> **Extracted entries**:
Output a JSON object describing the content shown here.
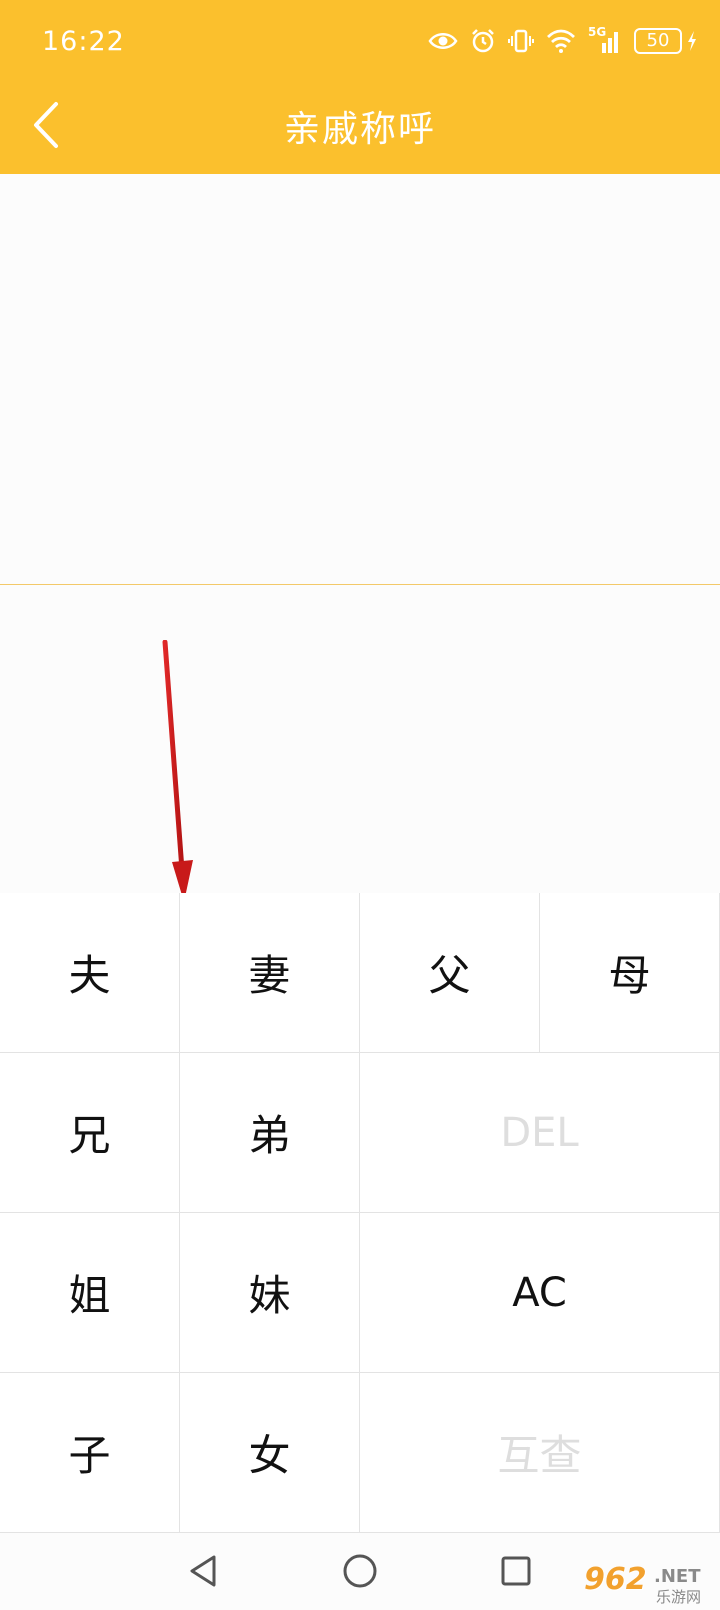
{
  "status_bar": {
    "time": "16:22",
    "battery": "50",
    "network": "5G",
    "icons": [
      "eye-icon",
      "alarm-icon",
      "vibrate-icon",
      "wifi-icon",
      "signal-icon",
      "battery-icon",
      "charging-icon"
    ]
  },
  "header": {
    "title": "亲戚称呼",
    "back_icon": "chevron-left-icon",
    "background_color": "#fbc02d"
  },
  "keypad": {
    "keys": {
      "husband": "夫",
      "wife": "妻",
      "father": "父",
      "mother": "母",
      "elder_brother": "兄",
      "younger_brother": "弟",
      "delete": "DEL",
      "elder_sister": "姐",
      "younger_sister": "妹",
      "clear": "AC",
      "son": "子",
      "daughter": "女",
      "mutual_lookup": "互查"
    },
    "disabled_color": "#dedede"
  },
  "navbar": {
    "icons": [
      "back-triangle-icon",
      "home-circle-icon",
      "recents-square-icon"
    ]
  },
  "watermark": {
    "brand": "962",
    "suffix": ".NET",
    "tagline": "乐游网"
  },
  "annotation": {
    "color": "#d42020"
  }
}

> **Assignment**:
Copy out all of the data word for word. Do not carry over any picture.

> **Answer**:
Output a JSON object describing the content shown here.
{
  "status_bar": {
    "time": "16:22",
    "battery": "50",
    "network": "5G",
    "icons": [
      "eye-icon",
      "alarm-icon",
      "vibrate-icon",
      "wifi-icon",
      "signal-icon",
      "battery-icon",
      "charging-icon"
    ]
  },
  "header": {
    "title": "亲戚称呼",
    "back_icon": "chevron-left-icon",
    "background_color": "#fbc02d"
  },
  "keypad": {
    "keys": {
      "husband": "夫",
      "wife": "妻",
      "father": "父",
      "mother": "母",
      "elder_brother": "兄",
      "younger_brother": "弟",
      "delete": "DEL",
      "elder_sister": "姐",
      "younger_sister": "妹",
      "clear": "AC",
      "son": "子",
      "daughter": "女",
      "mutual_lookup": "互查"
    },
    "disabled_color": "#dedede"
  },
  "navbar": {
    "icons": [
      "back-triangle-icon",
      "home-circle-icon",
      "recents-square-icon"
    ]
  },
  "watermark": {
    "brand": "962",
    "suffix": ".NET",
    "tagline": "乐游网"
  },
  "annotation": {
    "color": "#d42020"
  }
}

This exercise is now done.